Greybull Capital, the private equity owner of collapsed airline Monarch, has come under heavy fire from MP Frank Field, who has claimed the group could walk away with millions from the wreckage.
In a letter to the Pension Protection Fund (PPF), the Work and Pension Committee chair raised questions about a £7.5 million secured loan note granted to the PPF by Greybull when it acquired Monarch in 2014.
Under the terms of the arrangement, which saw the airline’s pension scheme fall into the PPF, the pensions lifeboat had been due to receive the money in instalments later this year.
But the Labour veteran said that because of the way Greybull’s buyout of Monarch was engineered, the PPF “may lose out entirely on its claim” while Greybull could “extract a multimillion-pound profit from its investment”.
The PPF insisted that it is “better off” than if Monarch had been left to fail three years ago.
Malcolm Weir, director of restructuring and insolvency at the PPF, said: “The expected recovery for the pension scheme if Monarch had gone bust in November 2014 was £0.

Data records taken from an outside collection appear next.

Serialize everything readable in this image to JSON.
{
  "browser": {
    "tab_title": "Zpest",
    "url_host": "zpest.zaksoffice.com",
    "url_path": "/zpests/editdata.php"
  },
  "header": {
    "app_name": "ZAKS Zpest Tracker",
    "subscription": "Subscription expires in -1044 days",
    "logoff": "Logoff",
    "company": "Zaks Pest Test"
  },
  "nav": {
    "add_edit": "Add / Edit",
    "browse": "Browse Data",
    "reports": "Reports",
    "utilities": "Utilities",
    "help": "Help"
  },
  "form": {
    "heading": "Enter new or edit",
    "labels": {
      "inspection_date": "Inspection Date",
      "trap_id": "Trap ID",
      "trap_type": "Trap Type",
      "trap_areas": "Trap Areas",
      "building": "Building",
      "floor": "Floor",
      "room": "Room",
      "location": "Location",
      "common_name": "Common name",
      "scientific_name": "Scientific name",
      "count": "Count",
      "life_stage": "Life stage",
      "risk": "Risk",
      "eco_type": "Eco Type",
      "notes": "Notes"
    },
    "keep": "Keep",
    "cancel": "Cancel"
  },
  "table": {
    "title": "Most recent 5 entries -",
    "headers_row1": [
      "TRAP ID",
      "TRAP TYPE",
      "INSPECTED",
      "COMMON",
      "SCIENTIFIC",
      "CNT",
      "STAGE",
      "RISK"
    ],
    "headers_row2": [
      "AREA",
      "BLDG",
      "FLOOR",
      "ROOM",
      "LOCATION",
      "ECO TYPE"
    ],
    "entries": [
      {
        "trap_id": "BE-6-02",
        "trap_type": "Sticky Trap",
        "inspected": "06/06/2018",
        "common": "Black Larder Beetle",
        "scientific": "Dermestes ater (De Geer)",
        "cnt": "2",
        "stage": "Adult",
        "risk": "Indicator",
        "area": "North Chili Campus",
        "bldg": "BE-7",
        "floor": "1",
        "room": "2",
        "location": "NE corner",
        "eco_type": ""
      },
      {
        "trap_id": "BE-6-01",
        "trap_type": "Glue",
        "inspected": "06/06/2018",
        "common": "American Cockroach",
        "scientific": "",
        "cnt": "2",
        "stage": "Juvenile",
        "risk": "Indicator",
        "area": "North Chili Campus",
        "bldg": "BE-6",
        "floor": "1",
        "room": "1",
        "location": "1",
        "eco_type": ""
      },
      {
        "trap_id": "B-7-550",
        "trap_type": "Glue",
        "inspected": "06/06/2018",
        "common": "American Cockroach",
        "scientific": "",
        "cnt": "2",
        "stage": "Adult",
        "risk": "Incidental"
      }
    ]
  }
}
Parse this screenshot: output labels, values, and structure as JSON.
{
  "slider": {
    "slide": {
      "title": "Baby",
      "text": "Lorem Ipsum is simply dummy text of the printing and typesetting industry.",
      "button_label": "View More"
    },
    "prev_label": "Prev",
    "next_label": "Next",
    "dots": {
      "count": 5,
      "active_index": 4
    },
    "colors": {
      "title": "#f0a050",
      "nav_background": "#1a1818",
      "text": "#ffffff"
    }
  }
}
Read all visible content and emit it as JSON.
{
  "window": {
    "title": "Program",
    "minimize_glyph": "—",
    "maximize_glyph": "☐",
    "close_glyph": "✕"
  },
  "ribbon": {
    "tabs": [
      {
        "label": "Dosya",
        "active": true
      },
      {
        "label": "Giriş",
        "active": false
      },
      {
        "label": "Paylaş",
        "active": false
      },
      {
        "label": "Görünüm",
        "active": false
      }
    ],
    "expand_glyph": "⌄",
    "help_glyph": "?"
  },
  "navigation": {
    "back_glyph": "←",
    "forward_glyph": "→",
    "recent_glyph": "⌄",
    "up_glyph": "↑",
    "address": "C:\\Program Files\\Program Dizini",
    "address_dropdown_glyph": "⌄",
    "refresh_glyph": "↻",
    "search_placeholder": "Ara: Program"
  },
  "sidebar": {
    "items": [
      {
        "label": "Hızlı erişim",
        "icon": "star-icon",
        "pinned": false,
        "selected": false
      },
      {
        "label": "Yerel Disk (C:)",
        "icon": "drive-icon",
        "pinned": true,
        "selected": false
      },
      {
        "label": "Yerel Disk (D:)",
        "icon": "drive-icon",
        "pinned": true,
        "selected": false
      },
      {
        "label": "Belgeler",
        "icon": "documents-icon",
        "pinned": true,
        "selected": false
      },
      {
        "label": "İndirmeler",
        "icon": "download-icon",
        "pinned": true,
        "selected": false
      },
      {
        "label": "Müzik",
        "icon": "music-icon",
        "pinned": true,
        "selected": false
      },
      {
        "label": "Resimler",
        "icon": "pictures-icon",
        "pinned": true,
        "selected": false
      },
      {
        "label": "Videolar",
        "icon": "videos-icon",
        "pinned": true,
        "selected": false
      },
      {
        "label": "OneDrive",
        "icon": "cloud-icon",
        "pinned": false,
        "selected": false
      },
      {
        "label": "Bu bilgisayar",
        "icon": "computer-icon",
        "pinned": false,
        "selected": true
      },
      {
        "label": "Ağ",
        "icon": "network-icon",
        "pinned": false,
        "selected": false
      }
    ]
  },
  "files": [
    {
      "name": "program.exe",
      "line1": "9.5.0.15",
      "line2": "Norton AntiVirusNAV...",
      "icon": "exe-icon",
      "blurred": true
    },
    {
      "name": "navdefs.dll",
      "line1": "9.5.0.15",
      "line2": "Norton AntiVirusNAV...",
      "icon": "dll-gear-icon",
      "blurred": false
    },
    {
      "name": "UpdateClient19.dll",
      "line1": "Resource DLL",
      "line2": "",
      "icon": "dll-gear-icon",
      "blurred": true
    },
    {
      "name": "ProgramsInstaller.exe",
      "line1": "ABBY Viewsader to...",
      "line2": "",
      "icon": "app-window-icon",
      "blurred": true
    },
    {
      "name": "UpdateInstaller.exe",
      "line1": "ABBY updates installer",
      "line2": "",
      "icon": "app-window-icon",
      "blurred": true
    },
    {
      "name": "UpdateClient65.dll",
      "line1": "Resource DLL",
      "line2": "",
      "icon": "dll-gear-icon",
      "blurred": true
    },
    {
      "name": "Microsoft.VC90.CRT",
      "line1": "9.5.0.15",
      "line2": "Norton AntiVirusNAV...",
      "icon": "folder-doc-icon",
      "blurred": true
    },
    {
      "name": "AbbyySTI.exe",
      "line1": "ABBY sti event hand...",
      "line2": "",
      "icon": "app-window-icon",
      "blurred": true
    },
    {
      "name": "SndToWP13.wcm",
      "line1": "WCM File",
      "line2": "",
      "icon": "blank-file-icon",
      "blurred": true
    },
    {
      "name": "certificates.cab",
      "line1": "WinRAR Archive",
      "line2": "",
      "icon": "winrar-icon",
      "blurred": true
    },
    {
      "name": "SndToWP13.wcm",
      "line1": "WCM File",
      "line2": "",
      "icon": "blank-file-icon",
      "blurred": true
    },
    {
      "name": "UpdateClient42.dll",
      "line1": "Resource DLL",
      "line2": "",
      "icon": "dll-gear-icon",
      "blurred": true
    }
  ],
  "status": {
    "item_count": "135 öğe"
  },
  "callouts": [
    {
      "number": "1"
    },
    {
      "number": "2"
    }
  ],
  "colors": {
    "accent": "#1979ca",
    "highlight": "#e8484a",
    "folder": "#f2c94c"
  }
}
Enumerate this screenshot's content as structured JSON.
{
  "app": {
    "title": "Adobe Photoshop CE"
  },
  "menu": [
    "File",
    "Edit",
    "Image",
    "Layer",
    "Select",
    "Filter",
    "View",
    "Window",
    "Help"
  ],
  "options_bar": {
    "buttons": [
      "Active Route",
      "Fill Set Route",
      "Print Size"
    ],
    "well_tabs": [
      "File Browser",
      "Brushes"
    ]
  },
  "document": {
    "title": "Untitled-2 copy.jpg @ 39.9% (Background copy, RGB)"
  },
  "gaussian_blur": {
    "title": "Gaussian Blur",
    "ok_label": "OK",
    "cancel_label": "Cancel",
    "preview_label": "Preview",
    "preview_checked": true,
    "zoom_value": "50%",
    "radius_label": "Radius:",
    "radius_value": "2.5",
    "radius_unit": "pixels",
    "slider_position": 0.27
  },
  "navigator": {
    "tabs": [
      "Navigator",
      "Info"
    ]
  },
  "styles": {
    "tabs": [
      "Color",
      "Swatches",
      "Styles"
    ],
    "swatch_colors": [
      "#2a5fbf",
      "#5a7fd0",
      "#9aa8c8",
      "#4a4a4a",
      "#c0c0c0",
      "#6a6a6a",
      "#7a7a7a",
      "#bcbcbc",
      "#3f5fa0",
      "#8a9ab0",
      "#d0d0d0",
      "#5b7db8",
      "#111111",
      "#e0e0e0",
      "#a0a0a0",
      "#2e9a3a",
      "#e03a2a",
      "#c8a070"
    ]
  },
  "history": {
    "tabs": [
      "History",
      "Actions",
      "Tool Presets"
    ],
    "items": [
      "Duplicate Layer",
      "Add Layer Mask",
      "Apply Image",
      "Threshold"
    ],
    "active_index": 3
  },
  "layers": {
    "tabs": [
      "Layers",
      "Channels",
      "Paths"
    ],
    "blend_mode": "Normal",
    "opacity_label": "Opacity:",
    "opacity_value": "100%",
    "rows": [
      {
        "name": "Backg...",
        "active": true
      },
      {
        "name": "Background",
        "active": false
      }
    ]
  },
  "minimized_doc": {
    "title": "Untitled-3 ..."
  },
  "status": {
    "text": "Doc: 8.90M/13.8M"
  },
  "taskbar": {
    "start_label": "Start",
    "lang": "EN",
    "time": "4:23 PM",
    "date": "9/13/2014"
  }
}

“The £30 million in cash secured for the scheme by the restructuring of Monarch was much more than the scheme would have otherwise received.”
He said the PPF also decided to take debt in Monarch and a 10% stake in the airline in the hope it would turn around its fortunes.
He added: “Recent events have shown that, while we hope to receive some further recovery in respect of our debt, sadly Monarch did not return to being a successful business.
“Despite this, we believe that the protections we negotiated in November 2014 to ensure our debt and equity could not be superseded or watered down have operated as intended.”
Mr Field also highlighted reports suggesting that Monarch had £48 million cash in the bank at the time of its collapse, which Greybull could claim as the firm’s first in line secured creditor.
He added: “How can it be that once again, mega rich individuals could walk away from a collapsed company with a bumper profit while ordinary people pick up the bill?
“This massively supports the case for the law to change, to robustly protect pension schemes against owners seeking to line their pockets while avoiding their responsibilities, in line with our recommendations.
“Do we need another illustration of the ethics of some of the billionaire class in this country before we act?”
As Monarch’s main secured creditor, Greybull also has first dibs on any cash realised from asset sales being carried out by administrator KPMG, which is expected to recoup millions from selling the airline’s landing slots.
Greybull is run by brothers Marc and Nathaniel Meyohas and Richard Perlhagen.
The airline collapsed into administration last week and triggered Britain’s biggest peacetime repatriation at the expense of the taxpayer.
Greybull said in a statement: “We believe that we have acted responsibly and with integrity throughout this difficult journey and we will continue to do so.
“By way of current example, we are encouraged that the support and services being provided to employees, funded at our cost, is starting to help them find alternative employment.
“Turnarounds are not always successful. They are high risk. However, a failed attempt to turn around a company must not be confused with irresponsible behaviour.
“Greybull remains deeply sorry and saddened by the failure of Monarch despite the best efforts of so many to turn around the company.”